■ **Task statement**
In the records below, find the lines that include the string "group" and report how many there are, nothing else.

■ **Exercise data**

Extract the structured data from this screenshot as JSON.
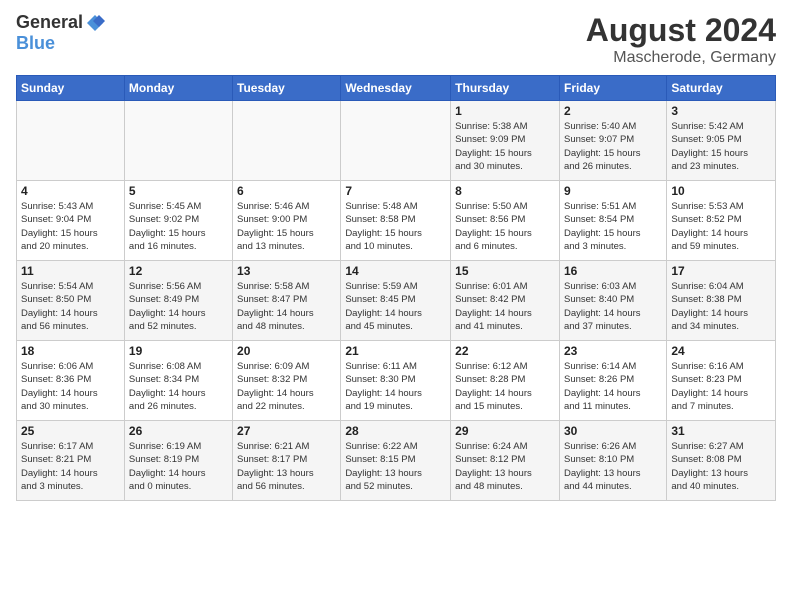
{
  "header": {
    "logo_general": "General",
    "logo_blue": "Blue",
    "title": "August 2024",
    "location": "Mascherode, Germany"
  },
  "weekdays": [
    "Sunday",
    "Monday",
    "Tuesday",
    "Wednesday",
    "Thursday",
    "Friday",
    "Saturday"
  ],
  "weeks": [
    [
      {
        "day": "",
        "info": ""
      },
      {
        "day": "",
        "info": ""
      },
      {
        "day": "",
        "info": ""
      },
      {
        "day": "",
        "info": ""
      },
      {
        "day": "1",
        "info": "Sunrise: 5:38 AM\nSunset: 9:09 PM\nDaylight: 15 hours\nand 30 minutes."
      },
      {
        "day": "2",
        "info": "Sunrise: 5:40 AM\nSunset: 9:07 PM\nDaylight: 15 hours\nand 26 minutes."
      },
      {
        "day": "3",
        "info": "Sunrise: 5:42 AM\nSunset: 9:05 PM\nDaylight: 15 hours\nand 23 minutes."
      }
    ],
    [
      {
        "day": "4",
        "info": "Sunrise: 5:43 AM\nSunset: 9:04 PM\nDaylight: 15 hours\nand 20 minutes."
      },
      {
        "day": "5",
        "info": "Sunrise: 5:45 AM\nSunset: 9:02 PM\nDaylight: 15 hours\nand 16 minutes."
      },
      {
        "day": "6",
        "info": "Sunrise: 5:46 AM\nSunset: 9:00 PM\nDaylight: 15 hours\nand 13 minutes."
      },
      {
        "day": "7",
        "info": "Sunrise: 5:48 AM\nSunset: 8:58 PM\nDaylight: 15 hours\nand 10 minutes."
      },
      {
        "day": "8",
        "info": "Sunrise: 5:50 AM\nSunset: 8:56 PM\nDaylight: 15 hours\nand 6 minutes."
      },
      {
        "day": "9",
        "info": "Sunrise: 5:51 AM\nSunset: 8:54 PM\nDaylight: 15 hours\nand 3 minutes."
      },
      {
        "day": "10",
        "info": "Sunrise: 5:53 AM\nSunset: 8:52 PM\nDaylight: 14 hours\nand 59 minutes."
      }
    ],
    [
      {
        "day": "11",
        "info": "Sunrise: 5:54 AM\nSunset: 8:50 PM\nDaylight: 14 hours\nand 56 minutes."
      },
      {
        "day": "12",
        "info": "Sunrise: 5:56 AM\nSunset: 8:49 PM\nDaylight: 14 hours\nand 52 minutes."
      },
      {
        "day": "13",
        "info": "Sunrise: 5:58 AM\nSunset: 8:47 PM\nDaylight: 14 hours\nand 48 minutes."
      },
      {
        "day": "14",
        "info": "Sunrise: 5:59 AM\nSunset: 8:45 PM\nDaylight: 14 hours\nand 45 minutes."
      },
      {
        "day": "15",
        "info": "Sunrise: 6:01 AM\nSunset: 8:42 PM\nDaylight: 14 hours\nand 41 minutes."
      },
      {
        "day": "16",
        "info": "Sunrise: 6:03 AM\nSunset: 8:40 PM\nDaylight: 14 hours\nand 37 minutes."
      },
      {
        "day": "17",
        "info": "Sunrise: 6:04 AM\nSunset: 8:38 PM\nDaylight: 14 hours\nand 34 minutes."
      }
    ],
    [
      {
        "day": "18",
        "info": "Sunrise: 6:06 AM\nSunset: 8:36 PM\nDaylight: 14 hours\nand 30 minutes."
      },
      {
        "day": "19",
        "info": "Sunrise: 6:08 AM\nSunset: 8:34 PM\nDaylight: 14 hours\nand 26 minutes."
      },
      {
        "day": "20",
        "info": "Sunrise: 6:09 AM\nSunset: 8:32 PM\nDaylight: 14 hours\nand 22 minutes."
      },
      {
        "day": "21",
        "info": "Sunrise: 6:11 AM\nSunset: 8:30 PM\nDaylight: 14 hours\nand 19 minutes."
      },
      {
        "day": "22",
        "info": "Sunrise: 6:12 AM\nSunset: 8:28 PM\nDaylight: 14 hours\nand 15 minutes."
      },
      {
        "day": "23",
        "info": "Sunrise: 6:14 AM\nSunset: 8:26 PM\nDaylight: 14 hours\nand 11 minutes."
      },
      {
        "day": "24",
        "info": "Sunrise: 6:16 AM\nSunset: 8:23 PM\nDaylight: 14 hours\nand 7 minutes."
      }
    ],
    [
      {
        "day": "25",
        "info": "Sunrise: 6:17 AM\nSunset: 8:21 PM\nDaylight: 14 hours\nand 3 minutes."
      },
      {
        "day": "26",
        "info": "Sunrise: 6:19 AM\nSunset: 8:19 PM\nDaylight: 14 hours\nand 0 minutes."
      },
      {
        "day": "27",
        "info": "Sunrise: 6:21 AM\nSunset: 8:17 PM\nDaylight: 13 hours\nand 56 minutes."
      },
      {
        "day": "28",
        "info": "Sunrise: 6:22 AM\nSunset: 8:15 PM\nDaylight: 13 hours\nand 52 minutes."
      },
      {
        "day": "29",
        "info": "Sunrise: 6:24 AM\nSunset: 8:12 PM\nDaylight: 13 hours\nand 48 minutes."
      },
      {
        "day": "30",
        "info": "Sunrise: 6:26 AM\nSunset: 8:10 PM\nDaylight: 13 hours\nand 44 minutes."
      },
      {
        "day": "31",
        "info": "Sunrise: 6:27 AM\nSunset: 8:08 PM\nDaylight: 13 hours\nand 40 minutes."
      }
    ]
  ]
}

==

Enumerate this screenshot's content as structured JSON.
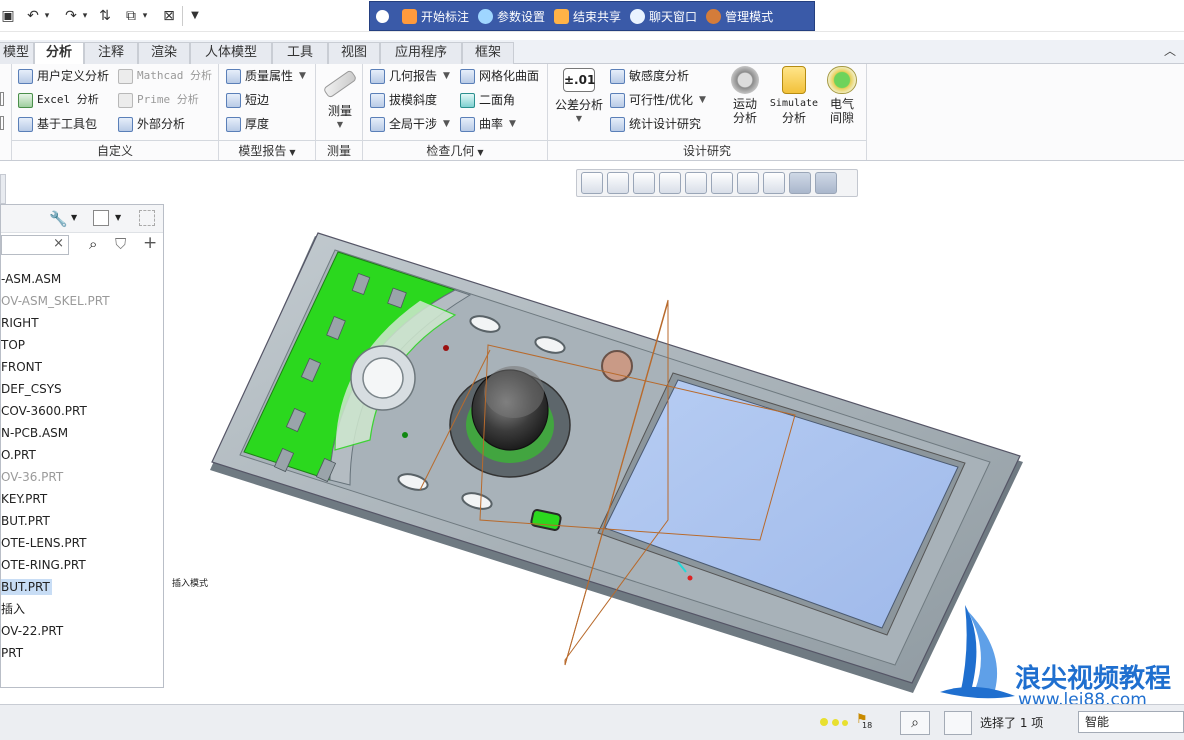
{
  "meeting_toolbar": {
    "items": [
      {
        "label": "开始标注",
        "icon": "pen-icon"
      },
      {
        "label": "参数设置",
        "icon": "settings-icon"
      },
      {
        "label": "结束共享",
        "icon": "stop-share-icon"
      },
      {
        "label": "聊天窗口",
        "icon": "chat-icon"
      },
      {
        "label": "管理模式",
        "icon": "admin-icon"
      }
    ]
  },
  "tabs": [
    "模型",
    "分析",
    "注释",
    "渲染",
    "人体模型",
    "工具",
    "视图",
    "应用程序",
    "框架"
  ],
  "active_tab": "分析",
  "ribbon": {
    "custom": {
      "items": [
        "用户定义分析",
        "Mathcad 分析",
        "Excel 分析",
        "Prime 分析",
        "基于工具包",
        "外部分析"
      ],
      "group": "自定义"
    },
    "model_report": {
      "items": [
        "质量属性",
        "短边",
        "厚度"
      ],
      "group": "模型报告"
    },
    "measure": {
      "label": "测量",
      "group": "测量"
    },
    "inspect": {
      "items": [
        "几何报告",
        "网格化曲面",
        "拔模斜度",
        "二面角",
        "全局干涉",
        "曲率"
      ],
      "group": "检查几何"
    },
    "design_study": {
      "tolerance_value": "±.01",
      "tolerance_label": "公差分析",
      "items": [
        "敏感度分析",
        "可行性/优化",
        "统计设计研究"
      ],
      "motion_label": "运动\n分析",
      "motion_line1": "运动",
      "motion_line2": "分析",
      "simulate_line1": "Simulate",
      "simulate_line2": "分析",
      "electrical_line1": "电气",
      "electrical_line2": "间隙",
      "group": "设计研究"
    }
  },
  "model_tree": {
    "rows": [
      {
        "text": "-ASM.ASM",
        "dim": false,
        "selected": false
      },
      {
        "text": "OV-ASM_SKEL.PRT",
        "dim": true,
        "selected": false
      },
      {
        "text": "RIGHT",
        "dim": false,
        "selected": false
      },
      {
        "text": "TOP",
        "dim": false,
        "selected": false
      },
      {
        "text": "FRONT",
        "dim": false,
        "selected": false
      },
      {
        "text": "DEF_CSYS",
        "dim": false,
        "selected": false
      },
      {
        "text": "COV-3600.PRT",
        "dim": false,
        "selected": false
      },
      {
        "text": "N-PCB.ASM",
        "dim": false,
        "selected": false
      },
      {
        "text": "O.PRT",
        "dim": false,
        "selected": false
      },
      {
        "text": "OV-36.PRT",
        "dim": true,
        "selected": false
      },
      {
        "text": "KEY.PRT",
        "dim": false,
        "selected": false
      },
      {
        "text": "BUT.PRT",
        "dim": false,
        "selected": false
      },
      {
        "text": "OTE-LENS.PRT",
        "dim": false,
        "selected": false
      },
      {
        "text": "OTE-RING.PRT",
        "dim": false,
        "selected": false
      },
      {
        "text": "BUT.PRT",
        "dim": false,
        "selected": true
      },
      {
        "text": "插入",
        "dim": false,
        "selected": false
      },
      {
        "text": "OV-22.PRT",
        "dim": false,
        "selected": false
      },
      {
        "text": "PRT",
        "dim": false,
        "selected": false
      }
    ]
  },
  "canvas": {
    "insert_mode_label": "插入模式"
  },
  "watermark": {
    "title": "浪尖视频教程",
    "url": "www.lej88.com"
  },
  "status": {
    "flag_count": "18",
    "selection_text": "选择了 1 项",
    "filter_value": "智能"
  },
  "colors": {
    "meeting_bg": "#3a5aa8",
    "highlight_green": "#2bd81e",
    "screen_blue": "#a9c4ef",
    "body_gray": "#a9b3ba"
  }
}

■ **The answer**
5